To work in the United States, non-U.S. citizens need to meet certain requirements and possess the appropriate authorization. The necessary documents and requirements can vary depending on the individual’s immigration status. Here are typical requirements for non-U.S. citizens to work in the United States

  • Work Visa: Non-citizens who do not have permanent resident status or U.S. citizenship typically need a work visa to be employed legally in the United States. The specific visa category will depend on the nature of the employment and the qualifications of the employee.
  • Employment Authorization Document (EAD): Certain non-citizens may be eligible to work in the United States with an EAD, also known as a work permit. An EAD is obtained by filing Form I-765 with USCIS and is typically granted based on specific eligibility criteria, such as pending adjustment of status or asylum applications.
  • Social Security Number (SSN): Non-citizen employees authorized to work in the United States must apply for a Social Security number to comply with tax and employment reporting requirements. Employers should verify the employee’s SSN during the hiring process.
  • Valid Immigration Documentation: Non-citizen employees must possess valid and unexpired immigration documents, such as a valid visa or permanent resident card (Green Card), to establish their legal authorization to work in the United States.

Laws regarding eligibility to work in the U.S. can change at any time, and these changes may impact individuals planning to work in the U.S. as well as workers already in the United States.

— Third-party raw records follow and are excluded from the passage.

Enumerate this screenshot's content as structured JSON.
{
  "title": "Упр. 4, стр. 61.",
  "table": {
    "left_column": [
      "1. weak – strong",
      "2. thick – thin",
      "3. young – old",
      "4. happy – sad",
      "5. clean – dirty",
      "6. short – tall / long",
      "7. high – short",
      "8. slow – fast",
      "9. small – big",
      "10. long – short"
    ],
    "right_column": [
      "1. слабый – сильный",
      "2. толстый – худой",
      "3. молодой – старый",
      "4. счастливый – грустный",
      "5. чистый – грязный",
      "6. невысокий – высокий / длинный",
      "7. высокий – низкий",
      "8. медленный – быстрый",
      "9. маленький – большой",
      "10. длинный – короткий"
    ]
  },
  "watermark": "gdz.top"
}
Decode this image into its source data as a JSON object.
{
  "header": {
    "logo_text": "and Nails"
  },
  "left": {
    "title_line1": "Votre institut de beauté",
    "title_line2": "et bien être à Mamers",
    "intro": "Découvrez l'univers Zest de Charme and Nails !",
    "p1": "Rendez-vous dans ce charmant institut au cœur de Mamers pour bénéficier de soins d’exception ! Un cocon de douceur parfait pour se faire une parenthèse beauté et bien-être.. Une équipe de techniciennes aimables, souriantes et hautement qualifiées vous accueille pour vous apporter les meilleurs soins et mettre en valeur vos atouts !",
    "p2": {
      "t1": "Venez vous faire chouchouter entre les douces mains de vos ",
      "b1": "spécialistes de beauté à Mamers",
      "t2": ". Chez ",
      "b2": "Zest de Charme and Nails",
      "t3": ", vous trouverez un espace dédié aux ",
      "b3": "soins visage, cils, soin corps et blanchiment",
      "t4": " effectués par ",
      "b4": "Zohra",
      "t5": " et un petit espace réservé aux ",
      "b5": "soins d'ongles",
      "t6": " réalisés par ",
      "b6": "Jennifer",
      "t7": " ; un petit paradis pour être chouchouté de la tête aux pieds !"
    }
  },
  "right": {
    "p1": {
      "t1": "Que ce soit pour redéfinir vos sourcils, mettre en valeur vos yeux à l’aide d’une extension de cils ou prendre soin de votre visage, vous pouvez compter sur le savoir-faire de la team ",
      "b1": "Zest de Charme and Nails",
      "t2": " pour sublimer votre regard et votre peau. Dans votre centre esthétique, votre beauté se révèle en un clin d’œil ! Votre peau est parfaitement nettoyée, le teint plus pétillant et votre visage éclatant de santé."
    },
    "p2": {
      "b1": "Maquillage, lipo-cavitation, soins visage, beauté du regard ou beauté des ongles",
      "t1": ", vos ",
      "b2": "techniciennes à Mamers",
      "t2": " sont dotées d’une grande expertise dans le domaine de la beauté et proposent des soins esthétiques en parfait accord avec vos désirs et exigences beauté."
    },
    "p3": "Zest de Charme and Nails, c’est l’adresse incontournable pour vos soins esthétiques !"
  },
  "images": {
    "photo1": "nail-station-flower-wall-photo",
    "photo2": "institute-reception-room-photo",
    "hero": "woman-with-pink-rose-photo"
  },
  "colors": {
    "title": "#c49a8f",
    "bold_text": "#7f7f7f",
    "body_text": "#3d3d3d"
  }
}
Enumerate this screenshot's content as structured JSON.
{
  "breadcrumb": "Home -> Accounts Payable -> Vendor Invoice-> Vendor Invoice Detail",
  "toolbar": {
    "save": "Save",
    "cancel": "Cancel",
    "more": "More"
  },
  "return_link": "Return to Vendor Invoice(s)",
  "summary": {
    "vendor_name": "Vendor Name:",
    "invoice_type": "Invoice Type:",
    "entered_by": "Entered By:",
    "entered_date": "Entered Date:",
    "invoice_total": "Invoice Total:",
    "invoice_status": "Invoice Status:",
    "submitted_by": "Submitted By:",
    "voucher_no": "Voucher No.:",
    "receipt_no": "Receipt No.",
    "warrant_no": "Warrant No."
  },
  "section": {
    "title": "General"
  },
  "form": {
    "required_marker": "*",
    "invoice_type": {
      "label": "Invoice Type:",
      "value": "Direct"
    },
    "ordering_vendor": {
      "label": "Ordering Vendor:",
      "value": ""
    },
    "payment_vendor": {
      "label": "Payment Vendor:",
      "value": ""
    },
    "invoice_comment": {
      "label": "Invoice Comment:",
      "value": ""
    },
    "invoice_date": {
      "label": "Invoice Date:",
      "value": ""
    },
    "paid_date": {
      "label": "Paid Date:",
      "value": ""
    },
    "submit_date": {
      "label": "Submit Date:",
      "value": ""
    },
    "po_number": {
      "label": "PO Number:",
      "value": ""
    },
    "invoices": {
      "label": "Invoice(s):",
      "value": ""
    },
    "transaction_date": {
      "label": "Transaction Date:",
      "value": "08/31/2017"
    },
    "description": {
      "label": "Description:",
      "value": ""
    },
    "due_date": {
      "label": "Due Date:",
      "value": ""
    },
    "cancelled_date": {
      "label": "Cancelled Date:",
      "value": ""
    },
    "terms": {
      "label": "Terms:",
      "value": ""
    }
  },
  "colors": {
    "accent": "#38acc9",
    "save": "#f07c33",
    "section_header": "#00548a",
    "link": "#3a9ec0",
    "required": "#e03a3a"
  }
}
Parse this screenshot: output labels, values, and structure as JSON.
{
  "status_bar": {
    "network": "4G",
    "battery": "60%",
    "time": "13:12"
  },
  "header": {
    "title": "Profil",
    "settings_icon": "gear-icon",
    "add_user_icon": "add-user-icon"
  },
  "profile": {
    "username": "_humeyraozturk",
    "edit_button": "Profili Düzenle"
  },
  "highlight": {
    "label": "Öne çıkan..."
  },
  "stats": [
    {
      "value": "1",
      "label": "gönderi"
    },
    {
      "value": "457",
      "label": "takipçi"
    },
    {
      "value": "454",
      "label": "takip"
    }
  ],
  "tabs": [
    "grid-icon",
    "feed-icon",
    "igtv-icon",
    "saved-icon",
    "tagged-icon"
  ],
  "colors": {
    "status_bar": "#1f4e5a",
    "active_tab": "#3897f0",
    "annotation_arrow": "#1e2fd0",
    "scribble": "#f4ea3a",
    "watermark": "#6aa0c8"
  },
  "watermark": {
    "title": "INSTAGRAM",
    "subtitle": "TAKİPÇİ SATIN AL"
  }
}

Global pandemics, political tensions, warns, and more can impact immigration rules.

Browse more Immigration law articles.